The 2010 has sublime levels of ripeness and the part contributed by each AVA is deliciously apparent. The Eola-Amity portion is the first on stage with its bright red fruits and ethereal floral notes. On the palate the same tangy red fruits are backed by an unmistakably Dundee Hills-esque richness and dusty earthiness. These two personalities play against each other delectably, with balance the real star here. A fantastic value!
Cuvée Lunatique Chardonnay 2011
The Cuvee Lunatique is Jay Somers’ nod to the racier, more focused side of Chardonnay; it sees no oak and undergoes no malolactic fermentation (this can turn a wine overly soft). Instead, this one leaps from the glass with lemon and green apple aromas that are immediately captivating in their purity.
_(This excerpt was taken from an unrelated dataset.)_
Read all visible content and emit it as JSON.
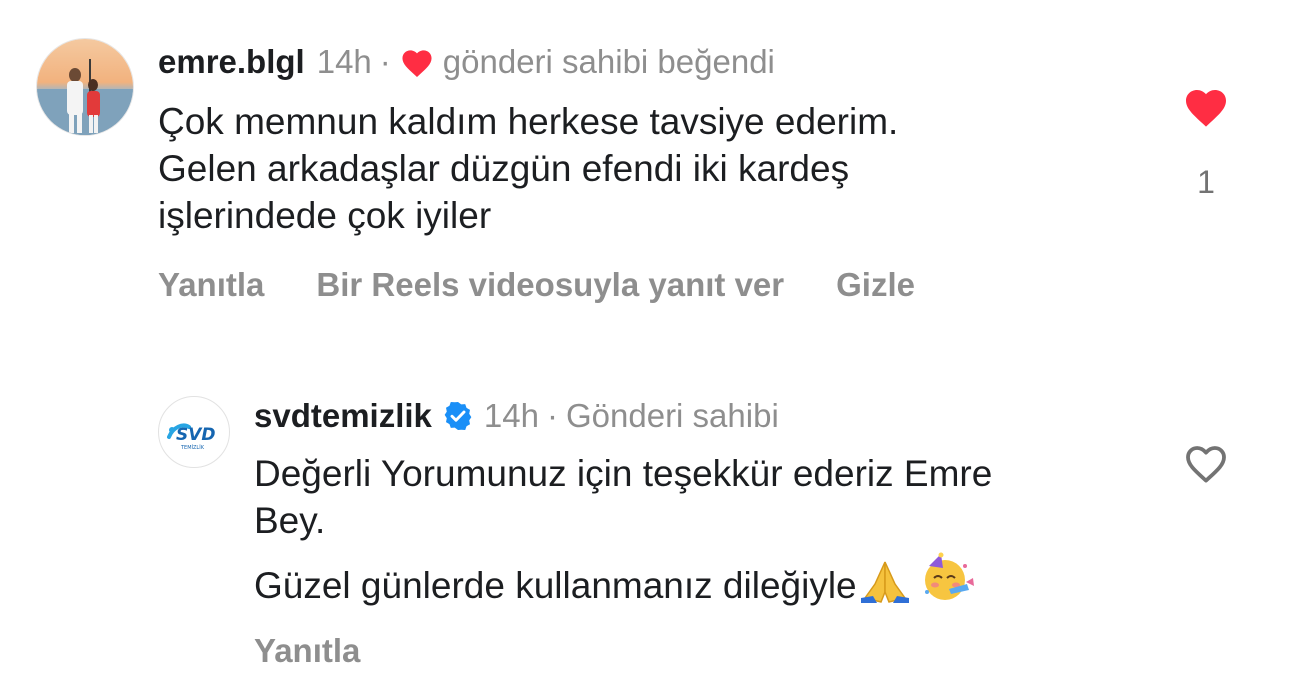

On the palate it is decisive, not hesitating for a moment before delivering an electric range of ripe citrus and wet stone-like minerality. Juicy but still very vivid, this stuff stands heads and shoulders above most.
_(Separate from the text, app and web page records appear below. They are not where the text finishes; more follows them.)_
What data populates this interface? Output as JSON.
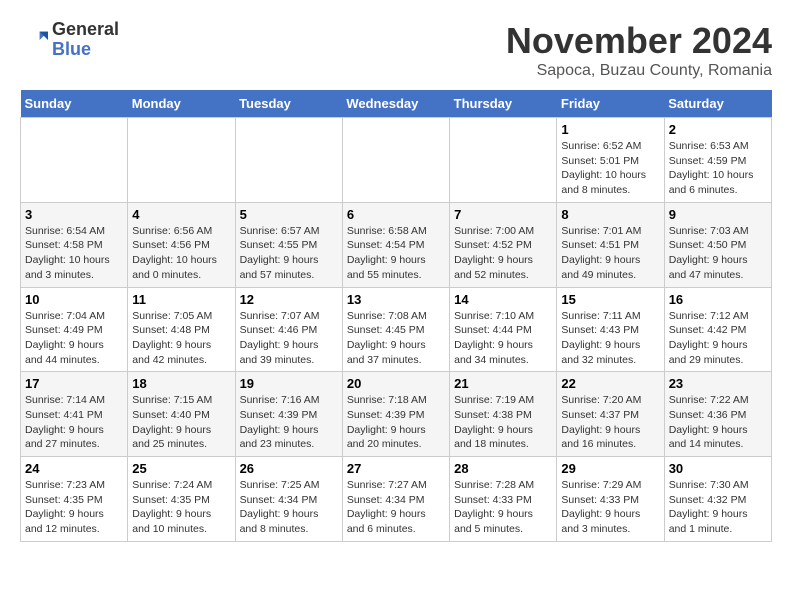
{
  "logo": {
    "general": "General",
    "blue": "Blue"
  },
  "header": {
    "month_title": "November 2024",
    "location": "Sapoca, Buzau County, Romania"
  },
  "weekdays": [
    "Sunday",
    "Monday",
    "Tuesday",
    "Wednesday",
    "Thursday",
    "Friday",
    "Saturday"
  ],
  "weeks": [
    [
      {
        "day": "",
        "info": ""
      },
      {
        "day": "",
        "info": ""
      },
      {
        "day": "",
        "info": ""
      },
      {
        "day": "",
        "info": ""
      },
      {
        "day": "",
        "info": ""
      },
      {
        "day": "1",
        "info": "Sunrise: 6:52 AM\nSunset: 5:01 PM\nDaylight: 10 hours and 8 minutes."
      },
      {
        "day": "2",
        "info": "Sunrise: 6:53 AM\nSunset: 4:59 PM\nDaylight: 10 hours and 6 minutes."
      }
    ],
    [
      {
        "day": "3",
        "info": "Sunrise: 6:54 AM\nSunset: 4:58 PM\nDaylight: 10 hours and 3 minutes."
      },
      {
        "day": "4",
        "info": "Sunrise: 6:56 AM\nSunset: 4:56 PM\nDaylight: 10 hours and 0 minutes."
      },
      {
        "day": "5",
        "info": "Sunrise: 6:57 AM\nSunset: 4:55 PM\nDaylight: 9 hours and 57 minutes."
      },
      {
        "day": "6",
        "info": "Sunrise: 6:58 AM\nSunset: 4:54 PM\nDaylight: 9 hours and 55 minutes."
      },
      {
        "day": "7",
        "info": "Sunrise: 7:00 AM\nSunset: 4:52 PM\nDaylight: 9 hours and 52 minutes."
      },
      {
        "day": "8",
        "info": "Sunrise: 7:01 AM\nSunset: 4:51 PM\nDaylight: 9 hours and 49 minutes."
      },
      {
        "day": "9",
        "info": "Sunrise: 7:03 AM\nSunset: 4:50 PM\nDaylight: 9 hours and 47 minutes."
      }
    ],
    [
      {
        "day": "10",
        "info": "Sunrise: 7:04 AM\nSunset: 4:49 PM\nDaylight: 9 hours and 44 minutes."
      },
      {
        "day": "11",
        "info": "Sunrise: 7:05 AM\nSunset: 4:48 PM\nDaylight: 9 hours and 42 minutes."
      },
      {
        "day": "12",
        "info": "Sunrise: 7:07 AM\nSunset: 4:46 PM\nDaylight: 9 hours and 39 minutes."
      },
      {
        "day": "13",
        "info": "Sunrise: 7:08 AM\nSunset: 4:45 PM\nDaylight: 9 hours and 37 minutes."
      },
      {
        "day": "14",
        "info": "Sunrise: 7:10 AM\nSunset: 4:44 PM\nDaylight: 9 hours and 34 minutes."
      },
      {
        "day": "15",
        "info": "Sunrise: 7:11 AM\nSunset: 4:43 PM\nDaylight: 9 hours and 32 minutes."
      },
      {
        "day": "16",
        "info": "Sunrise: 7:12 AM\nSunset: 4:42 PM\nDaylight: 9 hours and 29 minutes."
      }
    ],
    [
      {
        "day": "17",
        "info": "Sunrise: 7:14 AM\nSunset: 4:41 PM\nDaylight: 9 hours and 27 minutes."
      },
      {
        "day": "18",
        "info": "Sunrise: 7:15 AM\nSunset: 4:40 PM\nDaylight: 9 hours and 25 minutes."
      },
      {
        "day": "19",
        "info": "Sunrise: 7:16 AM\nSunset: 4:39 PM\nDaylight: 9 hours and 23 minutes."
      },
      {
        "day": "20",
        "info": "Sunrise: 7:18 AM\nSunset: 4:39 PM\nDaylight: 9 hours and 20 minutes."
      },
      {
        "day": "21",
        "info": "Sunrise: 7:19 AM\nSunset: 4:38 PM\nDaylight: 9 hours and 18 minutes."
      },
      {
        "day": "22",
        "info": "Sunrise: 7:20 AM\nSunset: 4:37 PM\nDaylight: 9 hours and 16 minutes."
      },
      {
        "day": "23",
        "info": "Sunrise: 7:22 AM\nSunset: 4:36 PM\nDaylight: 9 hours and 14 minutes."
      }
    ],
    [
      {
        "day": "24",
        "info": "Sunrise: 7:23 AM\nSunset: 4:35 PM\nDaylight: 9 hours and 12 minutes."
      },
      {
        "day": "25",
        "info": "Sunrise: 7:24 AM\nSunset: 4:35 PM\nDaylight: 9 hours and 10 minutes."
      },
      {
        "day": "26",
        "info": "Sunrise: 7:25 AM\nSunset: 4:34 PM\nDaylight: 9 hours and 8 minutes."
      },
      {
        "day": "27",
        "info": "Sunrise: 7:27 AM\nSunset: 4:34 PM\nDaylight: 9 hours and 6 minutes."
      },
      {
        "day": "28",
        "info": "Sunrise: 7:28 AM\nSunset: 4:33 PM\nDaylight: 9 hours and 5 minutes."
      },
      {
        "day": "29",
        "info": "Sunrise: 7:29 AM\nSunset: 4:33 PM\nDaylight: 9 hours and 3 minutes."
      },
      {
        "day": "30",
        "info": "Sunrise: 7:30 AM\nSunset: 4:32 PM\nDaylight: 9 hours and 1 minute."
      }
    ]
  ]
}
Lumos Winery owner Dai Crisp manages the famous Temperance Hill Vineyard. Over the years, I’ve watched him develop the vineyard from mediocre to stellar.
Dai gets some of the best fruit the Temperance Hill Vineyard produces, including some of its oldest Pinot Gris. The best goes into the “Julia.”
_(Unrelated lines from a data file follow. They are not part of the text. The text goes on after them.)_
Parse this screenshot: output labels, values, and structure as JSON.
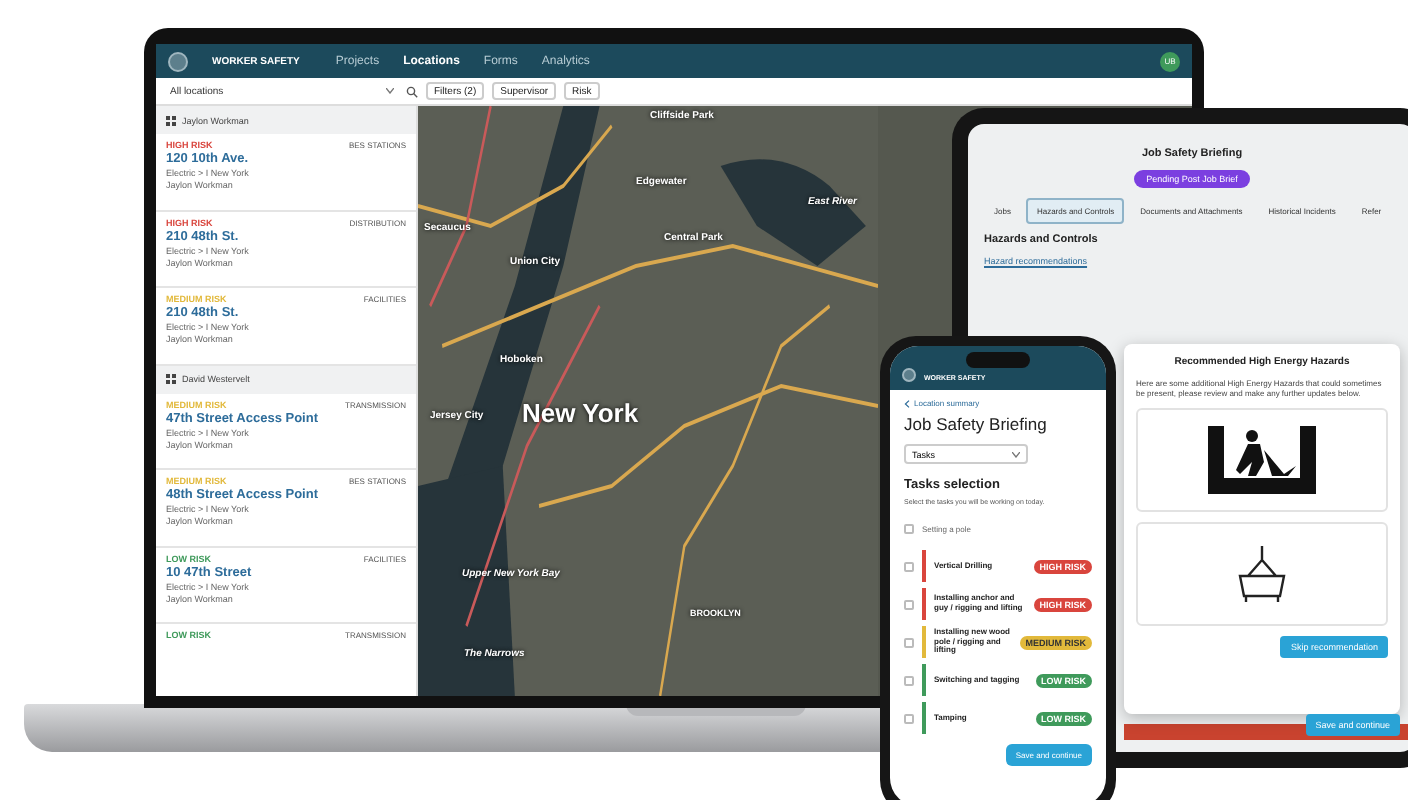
{
  "laptop": {
    "app_name": "WORKER SAFETY",
    "nav": [
      {
        "label": "Projects",
        "selected": false
      },
      {
        "label": "Locations",
        "selected": true
      },
      {
        "label": "Forms",
        "selected": false
      },
      {
        "label": "Analytics",
        "selected": false
      }
    ],
    "avatar": "UB",
    "toolbar": {
      "location_select": "All locations",
      "filters": "Filters (2)",
      "supervisor": "Supervisor",
      "risk": "Risk"
    },
    "groups": [
      {
        "name": "Jaylon Workman",
        "items": [
          {
            "color": "#d9453d",
            "risk_label": "HIGH RISK",
            "category": "BES STATIONS",
            "title": "120 10th Ave.",
            "path": "Electric > I New York",
            "person": "Jaylon Workman"
          },
          {
            "color": "#d9453d",
            "risk_label": "HIGH RISK",
            "category": "DISTRIBUTION",
            "title": "210 48th St.",
            "path": "Electric > I New York",
            "person": "Jaylon Workman"
          },
          {
            "color": "#e2b93b",
            "risk_label": "MEDIUM RISK",
            "category": "FACILITIES",
            "title": "210 48th St.",
            "path": "Electric > I New York",
            "person": "Jaylon Workman"
          }
        ]
      },
      {
        "name": "David Westervelt",
        "items": [
          {
            "color": "#e2b93b",
            "risk_label": "MEDIUM RISK",
            "category": "TRANSMISSION",
            "title": "47th Street Access Point",
            "path": "Electric > I New York",
            "person": "Jaylon Workman"
          },
          {
            "color": "#e2b93b",
            "risk_label": "MEDIUM RISK",
            "category": "BES STATIONS",
            "title": "48th Street Access Point",
            "path": "Electric > I New York",
            "person": "Jaylon Workman"
          },
          {
            "color": "#3f9a5b",
            "risk_label": "LOW RISK",
            "category": "FACILITIES",
            "title": "10 47th Street",
            "path": "Electric > I New York",
            "person": "Jaylon Workman"
          },
          {
            "color": "#3f9a5b",
            "risk_label": "LOW RISK",
            "category": "TRANSMISSION"
          }
        ]
      }
    ],
    "map_labels": [
      {
        "text": "Cliffside Park",
        "kind": "place"
      },
      {
        "text": "Edgewater",
        "kind": "place"
      },
      {
        "text": "Secaucus",
        "kind": "place"
      },
      {
        "text": "Union City",
        "kind": "place"
      },
      {
        "text": "Hoboken",
        "kind": "place"
      },
      {
        "text": "Jersey City",
        "kind": "place"
      },
      {
        "text": "New York",
        "kind": "city"
      },
      {
        "text": "Central Park",
        "kind": "place"
      },
      {
        "text": "East River",
        "kind": "water"
      },
      {
        "text": "Upper New York Bay",
        "kind": "water"
      },
      {
        "text": "The Narrows",
        "kind": "water"
      },
      {
        "text": "BROOKLYN",
        "kind": "district"
      }
    ]
  },
  "tablet": {
    "title": "Job Safety Briefing",
    "status": "Pending Post Job Brief",
    "tabs": [
      {
        "label": "Jobs",
        "selected": false
      },
      {
        "label": "Hazards and Controls",
        "selected": true
      },
      {
        "label": "Documents and Attachments",
        "selected": false
      },
      {
        "label": "Historical Incidents",
        "selected": false
      },
      {
        "label": "Refer",
        "selected": false
      }
    ],
    "section_title": "Hazards and Controls",
    "link": "Hazard recommendations",
    "modal": {
      "title": "Recommended High Energy Hazards",
      "body": "Here are some additional High Energy Hazards that could sometimes be present, please review and make any further updates below.",
      "skip_button": "Skip recommendation"
    },
    "save_button": "Save and continue"
  },
  "phone": {
    "app_name": "WORKER SAFETY",
    "back_link": "Location summary",
    "title": "Job Safety Briefing",
    "select": "Tasks",
    "section_title": "Tasks selection",
    "section_hint": "Select the tasks you will be working on today.",
    "group": "Setting a pole",
    "group_checked": false,
    "tasks": [
      {
        "name": "Vertical Drilling",
        "color": "#d9453d",
        "risk_label": "HIGH RISK",
        "checked": false
      },
      {
        "name": "Installing anchor and guy / rigging and lifting",
        "color": "#d9453d",
        "risk_label": "HIGH RISK",
        "checked": false
      },
      {
        "name": "Installing new wood pole / rigging and lifting",
        "color": "#e2b93b",
        "risk_label": "MEDIUM RISK",
        "checked": false
      },
      {
        "name": "Switching and tagging",
        "color": "#3f9a5b",
        "risk_label": "LOW RISK",
        "checked": false
      },
      {
        "name": "Tamping",
        "color": "#3f9a5b",
        "risk_label": "LOW RISK",
        "checked": false
      }
    ],
    "save_button": "Save and continue"
  }
}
After the Julia is poured and sniffing begins, it offers the kind of depth that you rarely find in Pinot gris. First there are the almost vapor-like melon and pear aromas: so intense that a second sniff is hardly necessary. But I go back again, this time discovering a whole new periodic table of minerality that seems impossible to define.
On the palate it provides more awe with just a touch of Alsatian-like creaminess. Notes of sea salt keep the ripe fruit from seeming too sweet and a delicate spiciness ensures that it doesn’t lose it’s edge on the long lemon-tinged finish. Please try this wine!
On the nose there is no doubt to the Cristom Viognier’s identity, with streaks of honeysuckle, blueberries and ripe pear. The palate is sumptuous but never big; kept focused by a lemony fringe from start to finish. As it winds down and notes of crushed rock develop in the distance, I can almost feel the breeze off of the Rhone River as it curves by the town of Condrieu. (I keep my eyes closed, lest I open them and realize that I’m actually on a couch on a rainy day in Alpine.)
Viognier is a grape that I love dearly. Condrieu, the famous French Viognier, is a secret passion of mine. How can you not love the stuff, given its predilection to sumptuous fruit and an enticing perfume. The catch is that these same qualities – which winemakers often try to highlight – can often run amok. I’ve had examples of domestic Viognier that were so soft I wanted to pour them over ice cream or use them to season an old picnic table.
Without acidity, all wines are hopeless; no energy, no mouthwatering zing, they flop around like a dieing fish and are about as fun to drink as warm water. Add to that the too-much-perfume conundrum and you’ve got a recipe for disaster.
The more elegant versions of Viognier from France’s Northern Rhone Valley (Condrieu is the best, imho) express this perfume in subtle measures, letting it waft gently rather than penetrate. Those wines also have balanced amounts of acidity, giving the wine vibrance and lifting it up, even amidst its sometimes substantial textures.
In this country, balanced Viognier is, quite simply, a rarity. That is why I like this one from Cristom Vineyard. Their estate-grown version, produced in very small quantities, reminds me of those impeccably balanced wines of the Northern Rhone.
Author: Jean Yates